EXERCISE GOAL: Whenever a line of the material contains the string "down", it should be copied.

DATA PROVIDED:
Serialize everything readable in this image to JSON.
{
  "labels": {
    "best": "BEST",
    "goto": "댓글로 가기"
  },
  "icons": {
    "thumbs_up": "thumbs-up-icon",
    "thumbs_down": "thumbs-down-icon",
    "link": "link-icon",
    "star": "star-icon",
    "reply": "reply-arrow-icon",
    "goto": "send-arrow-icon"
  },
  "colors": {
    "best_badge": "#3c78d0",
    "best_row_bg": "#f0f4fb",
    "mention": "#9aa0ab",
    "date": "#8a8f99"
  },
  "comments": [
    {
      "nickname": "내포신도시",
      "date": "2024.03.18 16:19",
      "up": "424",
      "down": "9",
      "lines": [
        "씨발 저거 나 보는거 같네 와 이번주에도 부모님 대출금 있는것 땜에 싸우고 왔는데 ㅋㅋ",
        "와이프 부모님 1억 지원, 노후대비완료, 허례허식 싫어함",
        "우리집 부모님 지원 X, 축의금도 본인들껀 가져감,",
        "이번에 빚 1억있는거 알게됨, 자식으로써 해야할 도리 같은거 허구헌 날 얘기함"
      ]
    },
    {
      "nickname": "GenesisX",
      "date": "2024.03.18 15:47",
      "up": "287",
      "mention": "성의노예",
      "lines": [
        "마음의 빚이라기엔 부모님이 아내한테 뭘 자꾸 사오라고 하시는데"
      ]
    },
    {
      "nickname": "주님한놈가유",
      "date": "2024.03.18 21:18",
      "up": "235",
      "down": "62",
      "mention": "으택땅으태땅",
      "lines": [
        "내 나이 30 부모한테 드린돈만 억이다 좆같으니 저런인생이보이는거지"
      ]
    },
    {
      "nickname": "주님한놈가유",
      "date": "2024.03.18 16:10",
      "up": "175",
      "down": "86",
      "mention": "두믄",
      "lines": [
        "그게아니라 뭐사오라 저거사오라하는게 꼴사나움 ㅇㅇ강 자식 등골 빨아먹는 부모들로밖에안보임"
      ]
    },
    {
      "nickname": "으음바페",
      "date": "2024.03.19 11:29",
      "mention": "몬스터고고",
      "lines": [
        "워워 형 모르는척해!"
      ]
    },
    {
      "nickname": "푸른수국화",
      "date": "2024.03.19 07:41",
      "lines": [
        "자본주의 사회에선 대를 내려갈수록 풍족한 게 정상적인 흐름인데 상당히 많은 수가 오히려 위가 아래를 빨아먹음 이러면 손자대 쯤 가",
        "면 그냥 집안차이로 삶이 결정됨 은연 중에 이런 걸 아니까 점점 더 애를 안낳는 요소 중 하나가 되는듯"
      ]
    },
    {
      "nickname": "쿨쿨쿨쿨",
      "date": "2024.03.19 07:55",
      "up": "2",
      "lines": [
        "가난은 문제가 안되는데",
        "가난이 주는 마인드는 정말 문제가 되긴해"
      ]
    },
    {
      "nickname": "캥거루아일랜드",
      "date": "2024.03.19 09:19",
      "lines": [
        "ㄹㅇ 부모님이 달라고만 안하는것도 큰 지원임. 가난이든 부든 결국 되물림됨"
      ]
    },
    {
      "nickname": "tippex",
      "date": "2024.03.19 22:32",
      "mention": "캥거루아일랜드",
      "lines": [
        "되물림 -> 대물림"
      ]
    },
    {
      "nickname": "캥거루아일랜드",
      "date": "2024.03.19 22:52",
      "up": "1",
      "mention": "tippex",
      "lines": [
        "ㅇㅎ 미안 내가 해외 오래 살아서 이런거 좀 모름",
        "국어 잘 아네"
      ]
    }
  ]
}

EXERCISE RESULT:
    "thumbs_down": "thumbs-down-icon",
      "down": "9",
      "down": "62",
      "down": "86",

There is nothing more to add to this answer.